The Wheatsheaf at Combe Hay - inspired by this weeks Michelin ranking of this pub as a “Rising One Star” we booked a table for Sunday lunch. It is quite a short drive out of the centre of town (10 to 15 mins). It has a great setting in an old village with a nice terraced garden with tables etc - it will be great in the summer. The Sunday menu was pretty short, three starters, three mains and three deserts. The first sign of quality was two types of homemade bread rolls, with some excellent butter. We then had the “Pork Belly with Black Pudding and a Apple Salad” and “Seared Tuna, Pineapple, Pomegranate and a Wasabi Foam”. Both were very good although the wasabi foam let the tuna down a little as it lacked punch. Mains were “Roast Halibut on a Vegetable Risotto” and “Roast Beef Sirloin” with all the trimmings. The Halibut was probably one of the better dishes I have had in the last 12 months, with a great risotto of tiny baby vegetables including peas, broad beans, carrots, and turnips. The beef was also good, with excellent cauliflower cheese, however it didn’t really show the deft touch that the Halibut did. Probably simply a limitation of trying to turn out a hearty roast lunch for the many walkers who seem to stop at the pub.

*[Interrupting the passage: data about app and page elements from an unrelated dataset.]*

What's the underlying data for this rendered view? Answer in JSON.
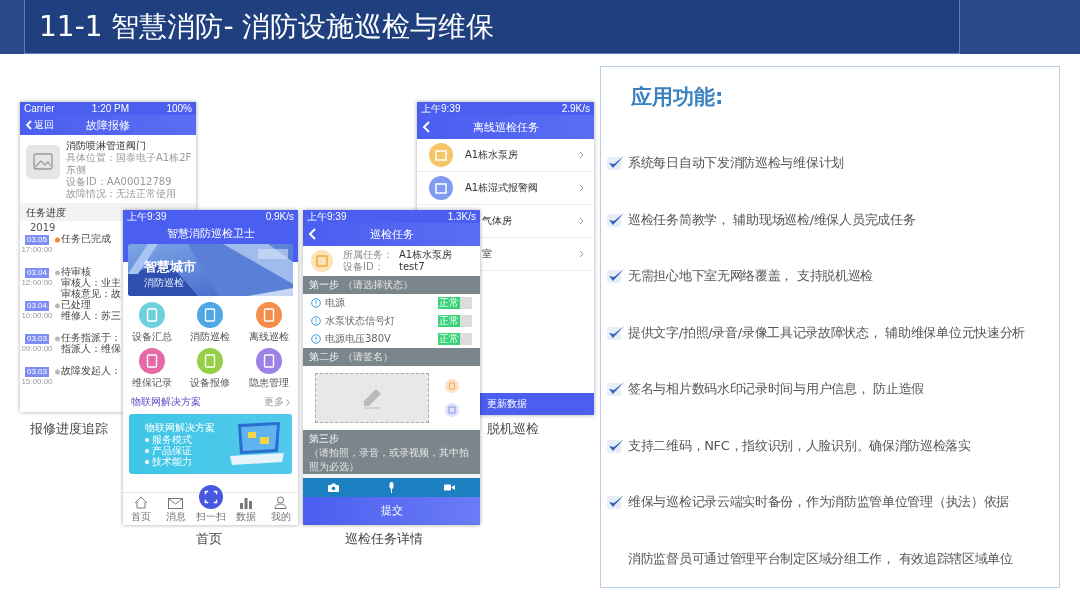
{
  "slide_title": "11-1 智慧消防- 消防设施巡检与维保",
  "repair_screen": {
    "status": {
      "carrier": "Carrier",
      "time": "1:20 PM",
      "battery": "100%"
    },
    "back": "返回",
    "title": "故障报修",
    "device": {
      "name": "消防喷淋管道阀门",
      "lines": [
        "具体位置：国泰电子A1栋2F东侧",
        "设备ID：AA00012789",
        "故障情况：无法正常使用"
      ]
    },
    "progress_title": "任务进度",
    "year": "2019",
    "timeline": [
      {
        "date": "03.05",
        "time": "17:00:00",
        "lines": [
          "任务已完成"
        ],
        "active": true
      },
      {
        "date": "03.04",
        "time": "12:00:00",
        "lines": [
          "待审核",
          "审核人：业主",
          "审核意见：故"
        ],
        "active": false
      },
      {
        "date": "03.04",
        "time": "10:00:00",
        "lines": [
          "已处理",
          "维修人：苏三"
        ],
        "active": false
      },
      {
        "date": "03.03",
        "time": "09:00:00",
        "lines": [
          "任务指派于：",
          "指派人：维保"
        ],
        "active": false
      },
      {
        "date": "03.03",
        "time": "15:00:00",
        "lines": [
          "故障发起人："
        ],
        "active": false
      }
    ]
  },
  "offline_screen": {
    "status": {
      "time": "上午9:39",
      "speed": "2.9K/s"
    },
    "title": "离线巡检任务",
    "tasks": [
      {
        "label": "A1栋水泵房",
        "color": "#f5c56a"
      },
      {
        "label": "A1栋湿式报警阀",
        "color": "#7f9cf0"
      },
      {
        "label": "气体房"
      },
      {
        "label": "室"
      }
    ],
    "update": "更新数据"
  },
  "home_screen": {
    "status": {
      "time": "上午9:39",
      "speed": "0.9K/s"
    },
    "title": "智慧消防巡检卫士",
    "banner": {
      "title": "智慧城市",
      "subtitle": "消防巡检"
    },
    "tiles": [
      {
        "label": "设备汇总",
        "color": "#6fd0dc"
      },
      {
        "label": "消防巡检",
        "color": "#4ea8e6"
      },
      {
        "label": "离线巡检",
        "color": "#f28e4a"
      },
      {
        "label": "维保记录",
        "color": "#e56aa8"
      },
      {
        "label": "设备报修",
        "color": "#96cf45"
      },
      {
        "label": "隐患管理",
        "color": "#9d82e6"
      }
    ],
    "section": {
      "title": "物联网解决方案",
      "more": "更多"
    },
    "card": {
      "title": "物联网解决方案",
      "bullets": [
        "服务模式",
        "产品保证",
        "技术能力"
      ]
    },
    "nav": [
      {
        "label": "首页",
        "kind": "home"
      },
      {
        "label": "消息",
        "kind": "message"
      },
      {
        "label": "扫一扫",
        "kind": "scan"
      },
      {
        "label": "数据",
        "kind": "data"
      },
      {
        "label": "我的",
        "kind": "me"
      }
    ]
  },
  "task_screen": {
    "status": {
      "time": "上午9:39",
      "speed": "1.3K/s"
    },
    "title": "巡检任务",
    "info": [
      {
        "label": "所属任务：",
        "value": "A1栋水泵房"
      },
      {
        "label": "设备ID：",
        "value": "test7"
      }
    ],
    "step1": {
      "title": "第一步",
      "hint": "（请选择状态）",
      "checks": [
        {
          "label": "电源",
          "status": "正常",
          "on": true
        },
        {
          "label": "水泵状态信号灯",
          "status": "正常",
          "on": true
        },
        {
          "label": "电源电压380V",
          "status": "正常",
          "on": true
        }
      ]
    },
    "step2": {
      "title": "第二步",
      "hint": "（请签名）"
    },
    "step3": {
      "title": "第三步",
      "hint": "（请拍照，录音，或录视频，其中拍照为必选）"
    },
    "submit": "提交"
  },
  "captions": [
    "报修进度追踪",
    "脱机巡检",
    "首页",
    "巡检任务详情"
  ],
  "features": {
    "title": "应用功能:",
    "items": [
      {
        "kind": "check",
        "text": "系统每日自动下发消防巡检与维保计划"
      },
      {
        "kind": "check",
        "text": "巡检任务简教学， 辅助现场巡检/维保人员完成任务"
      },
      {
        "kind": "check",
        "text": "无需担心地下室无网络覆盖， 支持脱机巡检"
      },
      {
        "kind": "check",
        "text": "提供文字/拍照/录音/录像工具记录故障状态， 辅助维保单位元快速分析"
      },
      {
        "kind": "check",
        "text": "签名与相片数码水印记录时间与用户信息， 防止造假"
      },
      {
        "kind": "check",
        "text": "支持二维码，NFC，指纹识别，人脸识别。确保消防巡检落实"
      },
      {
        "kind": "check",
        "text": "维保与巡检记录云端实时备份，作为消防监管单位管理（执法）依据"
      },
      {
        "kind": "plain",
        "text": "消防监督员可通过管理平台制定区域分组工作， 有效追踪辖区域单位"
      }
    ]
  }
}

We finished by sharing a cheese plate and then sharing a bread and butter pudding. Cheese was well presented, nicely mature. The English cheeses (Stilton and Cheddar) were on top form; the French (Pont-l’Evêque and Bȗche) were good and ripe but maybe a little past their best. The bread and butter pudding however was a bit of a let down as it seemed as if the custard had scrambled around the bread rather than being absorbed. Coffee to finish was good. Good beer on draft (Butcombe), local Cider (Cheddar Valley) and a long wine list going from some good house wines to some top Bordeaux (Palmer, Latour etc). We drank some house Chianti and Chablis and both were very good (£6 a glass). I understand that the dinner menu is far more extensive than the limited Sunday lunch menu – we will report back when we have tried it. Total bill was £80 for two, which included six glasses of wine and coffee. Very good value for this standard of food - this is going to be a regular haunt.